Snow Many Benefits
Feedback on the winter programs, from kids and parents, has been positive. Tri Cao says his ten-year-old son, Andy, enjoys playing in the snow with a big group of friends. Tri also says he recommends other families sign their kids up for Free Play’s winter events because “it is better to do outdoor activities more than stay indoors in front of a tablet.”
Vidit Chauhan is another parent who sees the program’s benefits because eight-year-old Bhaumik “feels in a joyous mood” when he comes home after being outdoors for winter activities. His participation has even given Vidit the idea that they could go out together and practice what Bhaumik learned at Free Play.
Lexi Alvarez-Bulgin, eleven, and Lincoln Alvarez-Bulgin, eight, like tubing at Free Play because they spend less time learning and preparing, and more time enjoying the activity. Their mother, Kenia Alvarez, says they also enjoy skiing and snowboarding, which she doesn’t think they would have experienced without the organization. A positive effect from the program that she sees in her children: they “are more willing to try new activities and to think positively about trying, even though they may not be the greatest at their first attempts.” Lincoln agrees: “I like Free Play! We do stuff I never knew I could do.”
Many children in Free Play’s outdoor winter programs are newcomers to Canada with no or limited experience with winter. Ruke says that “it has been incredible to watch the kiddos step out of their element.”
Nature Should Be Free
Edmonton’s snow, cold, and ice are free, and having fun in these elements should be accessible for everyone. Free Play for Kids helps children access those activities and, as Ruke highlights, shows them that they can “have fun in the winter months just as much as in the summer and spring… We have kids that ask when they will be back to the ski hill next year [and] some kids that do not want to go home after the session because they are having so much fun.”
As these kids have learned, having frosty fun is one of the best things about life in a winter city.
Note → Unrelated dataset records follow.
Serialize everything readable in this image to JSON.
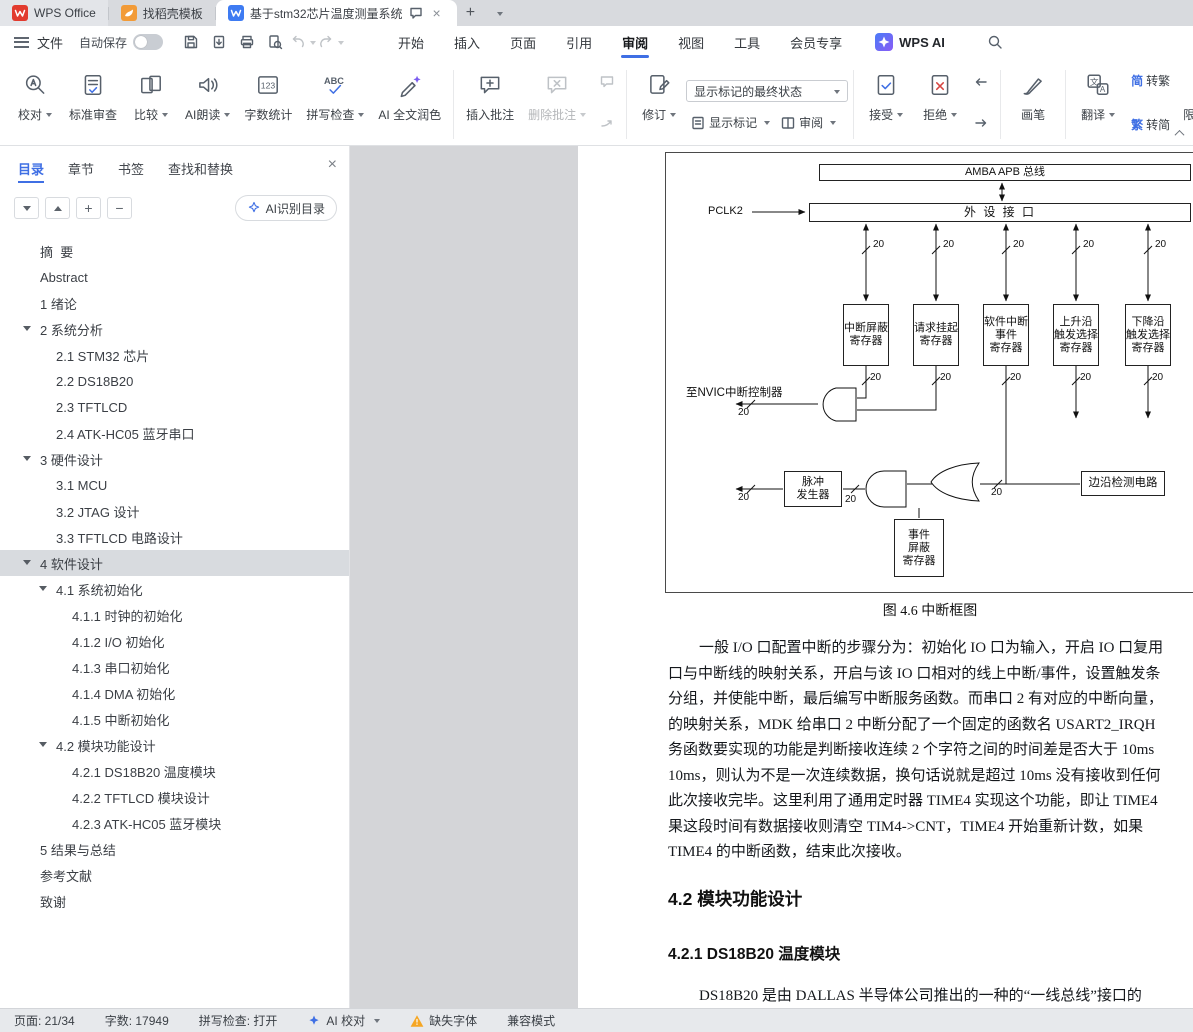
{
  "colors": {
    "accent_blue": "#3f6fe4",
    "wps_red": "#e23b2e",
    "docer_orange": "#f29b38",
    "doc_blue": "#3e7bf2",
    "warning_orange": "#f5a623"
  },
  "icons": {
    "close": "×",
    "plus": "+",
    "minus": "−",
    "new_tab": "+",
    "count": "123",
    "abc": "ABC",
    "cn": "文",
    "a": "A"
  },
  "tabbar": {
    "home": "WPS Office",
    "docer": "找稻壳模板",
    "doc": "基于stm32芯片温度测量系统"
  },
  "menubar": {
    "file": "文件",
    "autosave": "自动保存",
    "tabs": [
      {
        "label": "开始"
      },
      {
        "label": "插入"
      },
      {
        "label": "页面"
      },
      {
        "label": "引用"
      },
      {
        "label": "审阅"
      },
      {
        "label": "视图"
      },
      {
        "label": "工具"
      },
      {
        "label": "会员专享"
      }
    ],
    "wps_ai": "WPS AI"
  },
  "ribbon": {
    "proofread": "校对",
    "standard_review": "标准审查",
    "compare": "比较",
    "ai_read": "AI朗读",
    "word_count": "字数统计",
    "spell_check": "拼写检查",
    "ai_polish": "AI 全文润色",
    "insert_comment": "插入批注",
    "delete_comment": "删除批注",
    "markup_state": "显示标记的最终状态",
    "track_changes": "修订",
    "show_markup": "显示标记",
    "review_pane": "审阅",
    "accept": "接受",
    "reject": "拒绝",
    "brush": "画笔",
    "translate": "翻译",
    "s2t_icon": "简",
    "s2t": "转繁",
    "t2s_icon": "繁",
    "t2s": "转简",
    "restrict": "限制编辑"
  },
  "sidebar": {
    "tabs": [
      {
        "label": "目录"
      },
      {
        "label": "章节"
      },
      {
        "label": "书签"
      },
      {
        "label": "查找和替换"
      }
    ],
    "ai_toc_button": "AI识别目录",
    "toc": [
      {
        "label": "摘  要",
        "level": 0
      },
      {
        "label": "Abstract",
        "level": 0
      },
      {
        "label": "1 绪论",
        "level": 0
      },
      {
        "label": "2 系统分析",
        "level": 0,
        "expanded": true
      },
      {
        "label": "2.1 STM32 芯片",
        "level": 1
      },
      {
        "label": "2.2 DS18B20",
        "level": 1
      },
      {
        "label": "2.3 TFTLCD",
        "level": 1
      },
      {
        "label": "2.4 ATK-HC05 蓝牙串口",
        "level": 1
      },
      {
        "label": "3 硬件设计",
        "level": 0,
        "expanded": true
      },
      {
        "label": "3.1 MCU",
        "level": 1
      },
      {
        "label": "3.2 JTAG 设计",
        "level": 1
      },
      {
        "label": "3.3 TFTLCD 电路设计",
        "level": 1
      },
      {
        "label": "4 软件设计",
        "level": 0,
        "expanded": true,
        "selected": true
      },
      {
        "label": "4.1 系统初始化",
        "level": 1,
        "expanded": true
      },
      {
        "label": "4.1.1 时钟的初始化",
        "level": 2
      },
      {
        "label": "4.1.2 I/O 初始化",
        "level": 2
      },
      {
        "label": "4.1.3 串口初始化",
        "level": 2
      },
      {
        "label": "4.1.4 DMA 初始化",
        "level": 2
      },
      {
        "label": "4.1.5 中断初始化",
        "level": 2
      },
      {
        "label": "4.2 模块功能设计",
        "level": 1,
        "expanded": true
      },
      {
        "label": "4.2.1 DS18B20 温度模块",
        "level": 2
      },
      {
        "label": "4.2.2 TFTLCD 模块设计",
        "level": 2
      },
      {
        "label": "4.2.3 ATK-HC05 蓝牙模块",
        "level": 2
      },
      {
        "label": "5 结果与总结",
        "level": 0
      },
      {
        "label": "参考文献",
        "level": 0
      },
      {
        "label": "致谢",
        "level": 0
      }
    ]
  },
  "document": {
    "figure": {
      "caption": "图 4.6 中断框图",
      "bus": "AMBA APB 总线",
      "pclk": "PCLK2",
      "peripheral": "外 设 接 口",
      "reg_mask": "中断屏蔽\n寄存器",
      "reg_pending": "请求挂起\n寄存器",
      "reg_swier": "软件中断\n事件\n寄存器",
      "reg_rising": "上升沿\n触发选择\n寄存器",
      "reg_falling": "下降沿\n触发选择\n寄存器",
      "to_nvic": "至NVIC中断控制器",
      "pulse": "脉冲\n发生器",
      "event_mask": "事件\n屏蔽\n寄存器",
      "edge_detect": "边沿检测电路",
      "bus_width": "20"
    },
    "paragraph1_lines": [
      "一般 I/O 口配置中断的步骤分为：初始化 IO 口为输入，开启 IO 口复用",
      "口与中断线的映射关系，开启与该 IO 口相对的线上中断/事件，设置触发条",
      "分组，并使能中断，最后编写中断服务函数。而串口 2 有对应的中断向量，",
      "的映射关系，MDK 给串口 2 中断分配了一个固定的函数名 USART2_IRQH",
      "务函数要实现的功能是判断接收连续 2 个字符之间的时间差是否大于 10ms",
      "10ms，则认为不是一次连续数据，换句话说就是超过 10ms 没有接收到任何",
      "此次接收完毕。这里利用了通用定时器 TIME4 实现这个功能，即让 TIME4",
      "果这段时间有数据接收则清空 TIM4->CNT，TIME4 开始重新计数，如果",
      "TIME4 的中断函数，结束此次接收。"
    ],
    "heading_42": "4.2 模块功能设计",
    "heading_421": "4.2.1 DS18B20 温度模块",
    "paragraph2": "DS18B20 是由 DALLAS 半导体公司推出的一种的“一线总线”接口的"
  },
  "statusbar": {
    "page": "页面: 21/34",
    "words": "字数: 17949",
    "spell": "拼写检查: 打开",
    "ai_proof": "AI 校对",
    "missing_font": "缺失字体",
    "compat_mode": "兼容模式"
  }
}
Wouldn’t you agree?!
To find out more, to sign up, or to donate to Free Play for Kids, check out their website!